Dan A. Hughes: Strained Relationship With DEP Also To Blame For Well Closures
Florida is now in a legal fight with an oil company. State regulators said the company did not meet a set of demands following a penalty for using an unauthorized drilling method. But, company officials say they have not broken any laws.
Florida’s Department of Environmental Protection (DEP) and the Dan A. Hughes Company have taken their fight to a courtroom. DEP filed a lawsuit aimed at seeking more financial damages and shuttering an already closed down oil well near Lake Trafford in Immokalee.
Dan A. Hughes has effectively shut down most of its current and future operations in Florida. Initially, the company claimed shutting down the embattled Collier-Hogan well was an operational decision. However, spokesman David Blackmon said the breakdown in communication with DEP is also to blame.
“You know, anytime you have a regulator that is obviously focused on trying to drive a company out of a given area—as the DEP has been with the Dan A. Hughes company-- it increases your cost,” Blackmon said. “At the same time the production from this well had been diminishing so the company had made a decision. You never want to operate a well at a loss.”
Blackmon said the company has not broken any state laws or regulations—even when it moved forward with an extraction method similar to fracking the state had not approved.
DEP spokeswoman Tiffany Cowie says that’s not true, though.
“We disagree with that assertion,” Cowie said. “We certainly believe that they have broken the law and that’s why we are filing this lawsuit.”

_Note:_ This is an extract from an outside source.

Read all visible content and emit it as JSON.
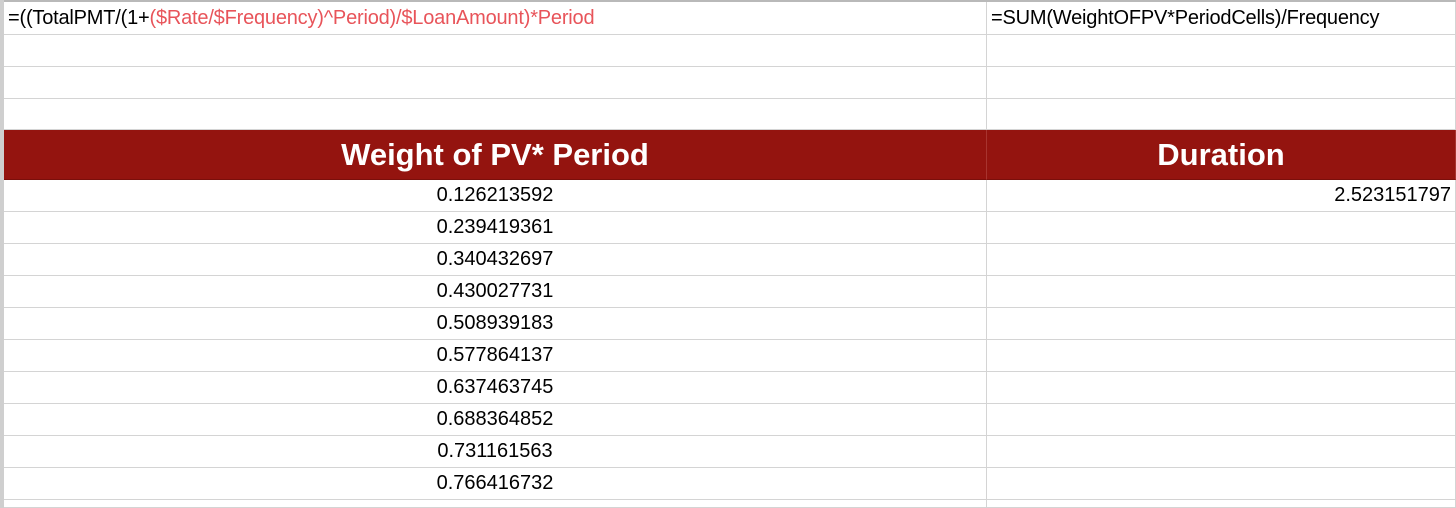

DEP Secretary Herschel Vinyard demanded the company answer more questions about what happened at the oil site, as well as arrange meetings with the public. However, DEP said the company didn’t meet their deadline. The lawsuit will go before a Collier County circuit court judge. Cowie said the DEP is not ruling out any action in holding Dan A. Hughes accountable.